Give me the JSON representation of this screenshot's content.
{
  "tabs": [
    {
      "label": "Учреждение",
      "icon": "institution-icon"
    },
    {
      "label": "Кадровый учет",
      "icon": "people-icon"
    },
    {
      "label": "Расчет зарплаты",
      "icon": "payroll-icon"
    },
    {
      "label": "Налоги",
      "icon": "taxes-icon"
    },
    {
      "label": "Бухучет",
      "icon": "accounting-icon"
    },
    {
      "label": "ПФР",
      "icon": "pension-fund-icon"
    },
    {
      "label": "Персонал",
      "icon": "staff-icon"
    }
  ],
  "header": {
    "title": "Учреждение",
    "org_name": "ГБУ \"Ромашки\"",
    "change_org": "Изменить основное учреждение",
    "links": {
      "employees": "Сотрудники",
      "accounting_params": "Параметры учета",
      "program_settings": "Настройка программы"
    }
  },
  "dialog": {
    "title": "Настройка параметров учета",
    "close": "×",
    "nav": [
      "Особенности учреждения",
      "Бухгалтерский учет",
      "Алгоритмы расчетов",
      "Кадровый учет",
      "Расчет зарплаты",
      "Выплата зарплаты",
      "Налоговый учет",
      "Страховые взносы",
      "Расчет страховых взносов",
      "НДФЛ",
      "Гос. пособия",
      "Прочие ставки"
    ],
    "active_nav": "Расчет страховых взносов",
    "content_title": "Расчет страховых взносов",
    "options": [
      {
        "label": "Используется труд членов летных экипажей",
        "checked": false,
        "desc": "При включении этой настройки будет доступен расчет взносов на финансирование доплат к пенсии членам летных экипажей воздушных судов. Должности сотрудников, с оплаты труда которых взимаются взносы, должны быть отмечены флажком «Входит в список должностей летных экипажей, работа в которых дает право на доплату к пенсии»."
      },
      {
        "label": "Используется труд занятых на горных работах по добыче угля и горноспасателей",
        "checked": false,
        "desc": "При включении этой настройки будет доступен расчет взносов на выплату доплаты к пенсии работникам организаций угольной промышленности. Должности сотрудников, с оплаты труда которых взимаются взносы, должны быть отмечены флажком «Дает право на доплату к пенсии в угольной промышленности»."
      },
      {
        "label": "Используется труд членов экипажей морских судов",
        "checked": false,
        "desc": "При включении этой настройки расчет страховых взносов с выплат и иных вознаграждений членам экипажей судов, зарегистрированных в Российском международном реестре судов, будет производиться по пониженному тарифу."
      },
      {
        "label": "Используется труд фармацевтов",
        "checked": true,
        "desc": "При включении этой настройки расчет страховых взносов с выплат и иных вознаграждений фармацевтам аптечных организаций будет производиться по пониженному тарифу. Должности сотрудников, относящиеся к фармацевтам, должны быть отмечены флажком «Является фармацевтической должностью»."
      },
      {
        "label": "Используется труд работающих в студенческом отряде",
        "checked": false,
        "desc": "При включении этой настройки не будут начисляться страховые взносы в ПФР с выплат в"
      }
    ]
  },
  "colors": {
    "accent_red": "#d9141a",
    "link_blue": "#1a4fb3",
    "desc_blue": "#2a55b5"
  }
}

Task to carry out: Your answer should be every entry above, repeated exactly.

Result of this task:
Give me the JSON representation of this screenshot's content.
{
  "tabs": [
    {
      "label": "Учреждение",
      "icon": "institution-icon"
    },
    {
      "label": "Кадровый учет",
      "icon": "people-icon"
    },
    {
      "label": "Расчет зарплаты",
      "icon": "payroll-icon"
    },
    {
      "label": "Налоги",
      "icon": "taxes-icon"
    },
    {
      "label": "Бухучет",
      "icon": "accounting-icon"
    },
    {
      "label": "ПФР",
      "icon": "pension-fund-icon"
    },
    {
      "label": "Персонал",
      "icon": "staff-icon"
    }
  ],
  "header": {
    "title": "Учреждение",
    "org_name": "ГБУ \"Ромашки\"",
    "change_org": "Изменить основное учреждение",
    "links": {
      "employees": "Сотрудники",
      "accounting_params": "Параметры учета",
      "program_settings": "Настройка программы"
    }
  },
  "dialog": {
    "title": "Настройка параметров учета",
    "close": "×",
    "nav": [
      "Особенности учреждения",
      "Бухгалтерский учет",
      "Алгоритмы расчетов",
      "Кадровый учет",
      "Расчет зарплаты",
      "Выплата зарплаты",
      "Налоговый учет",
      "Страховые взносы",
      "Расчет страховых взносов",
      "НДФЛ",
      "Гос. пособия",
      "Прочие ставки"
    ],
    "active_nav": "Расчет страховых взносов",
    "content_title": "Расчет страховых взносов",
    "options": [
      {
        "label": "Используется труд членов летных экипажей",
        "checked": false,
        "desc": "При включении этой настройки будет доступен расчет взносов на финансирование доплат к пенсии членам летных экипажей воздушных судов. Должности сотрудников, с оплаты труда которых взимаются взносы, должны быть отмечены флажком «Входит в список должностей летных экипажей, работа в которых дает право на доплату к пенсии»."
      },
      {
        "label": "Используется труд занятых на горных работах по добыче угля и горноспасателей",
        "checked": false,
        "desc": "При включении этой настройки будет доступен расчет взносов на выплату доплаты к пенсии работникам организаций угольной промышленности. Должности сотрудников, с оплаты труда которых взимаются взносы, должны быть отмечены флажком «Дает право на доплату к пенсии в угольной промышленности»."
      },
      {
        "label": "Используется труд членов экипажей морских судов",
        "checked": false,
        "desc": "При включении этой настройки расчет страховых взносов с выплат и иных вознаграждений членам экипажей судов, зарегистрированных в Российском международном реестре судов, будет производиться по пониженному тарифу."
      },
      {
        "label": "Используется труд фармацевтов",
        "checked": true,
        "desc": "При включении этой настройки расчет страховых взносов с выплат и иных вознаграждений фармацевтам аптечных организаций будет производиться по пониженному тарифу. Должности сотрудников, относящиеся к фармацевтам, должны быть отмечены флажком «Является фармацевтической должностью»."
      },
      {
        "label": "Используется труд работающих в студенческом отряде",
        "checked": false,
        "desc": "При включении этой настройки не будут начисляться страховые взносы в ПФР с выплат в"
      }
    ]
  },
  "colors": {
    "accent_red": "#d9141a",
    "link_blue": "#1a4fb3",
    "desc_blue": "#2a55b5"
  }
}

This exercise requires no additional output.